RECORDS SHOWN »
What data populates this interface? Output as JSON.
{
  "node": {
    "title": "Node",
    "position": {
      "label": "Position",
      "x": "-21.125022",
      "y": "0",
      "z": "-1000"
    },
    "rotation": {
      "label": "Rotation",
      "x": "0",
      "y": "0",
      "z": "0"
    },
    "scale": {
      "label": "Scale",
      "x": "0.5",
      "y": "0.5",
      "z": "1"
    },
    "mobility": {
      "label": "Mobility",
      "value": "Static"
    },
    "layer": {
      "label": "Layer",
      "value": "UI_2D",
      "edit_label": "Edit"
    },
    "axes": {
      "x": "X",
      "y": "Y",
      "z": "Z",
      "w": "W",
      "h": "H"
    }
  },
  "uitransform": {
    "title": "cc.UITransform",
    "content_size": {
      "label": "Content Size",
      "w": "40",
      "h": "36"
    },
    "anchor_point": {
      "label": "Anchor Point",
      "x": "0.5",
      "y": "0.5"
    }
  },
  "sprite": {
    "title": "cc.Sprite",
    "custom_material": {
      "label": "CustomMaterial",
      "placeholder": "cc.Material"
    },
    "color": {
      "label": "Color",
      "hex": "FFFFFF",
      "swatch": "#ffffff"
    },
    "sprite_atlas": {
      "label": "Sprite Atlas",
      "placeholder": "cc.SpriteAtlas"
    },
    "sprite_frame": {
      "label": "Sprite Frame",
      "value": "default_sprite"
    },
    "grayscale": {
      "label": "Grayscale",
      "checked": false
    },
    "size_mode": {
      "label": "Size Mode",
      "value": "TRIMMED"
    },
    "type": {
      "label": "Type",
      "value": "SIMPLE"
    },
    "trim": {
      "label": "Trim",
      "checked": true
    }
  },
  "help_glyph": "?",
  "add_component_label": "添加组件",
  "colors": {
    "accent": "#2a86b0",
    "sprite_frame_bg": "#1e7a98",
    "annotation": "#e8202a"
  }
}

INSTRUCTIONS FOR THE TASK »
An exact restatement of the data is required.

TASK RESPONSE »
What data populates this interface? Output as JSON.
{
  "node": {
    "title": "Node",
    "position": {
      "label": "Position",
      "x": "-21.125022",
      "y": "0",
      "z": "-1000"
    },
    "rotation": {
      "label": "Rotation",
      "x": "0",
      "y": "0",
      "z": "0"
    },
    "scale": {
      "label": "Scale",
      "x": "0.5",
      "y": "0.5",
      "z": "1"
    },
    "mobility": {
      "label": "Mobility",
      "value": "Static"
    },
    "layer": {
      "label": "Layer",
      "value": "UI_2D",
      "edit_label": "Edit"
    },
    "axes": {
      "x": "X",
      "y": "Y",
      "z": "Z",
      "w": "W",
      "h": "H"
    }
  },
  "uitransform": {
    "title": "cc.UITransform",
    "content_size": {
      "label": "Content Size",
      "w": "40",
      "h": "36"
    },
    "anchor_point": {
      "label": "Anchor Point",
      "x": "0.5",
      "y": "0.5"
    }
  },
  "sprite": {
    "title": "cc.Sprite",
    "custom_material": {
      "label": "CustomMaterial",
      "placeholder": "cc.Material"
    },
    "color": {
      "label": "Color",
      "hex": "FFFFFF",
      "swatch": "#ffffff"
    },
    "sprite_atlas": {
      "label": "Sprite Atlas",
      "placeholder": "cc.SpriteAtlas"
    },
    "sprite_frame": {
      "label": "Sprite Frame",
      "value": "default_sprite"
    },
    "grayscale": {
      "label": "Grayscale",
      "checked": false
    },
    "size_mode": {
      "label": "Size Mode",
      "value": "TRIMMED"
    },
    "type": {
      "label": "Type",
      "value": "SIMPLE"
    },
    "trim": {
      "label": "Trim",
      "checked": true
    }
  },
  "help_glyph": "?",
  "add_component_label": "添加组件",
  "colors": {
    "accent": "#2a86b0",
    "sprite_frame_bg": "#1e7a98",
    "annotation": "#e8202a"
  }
}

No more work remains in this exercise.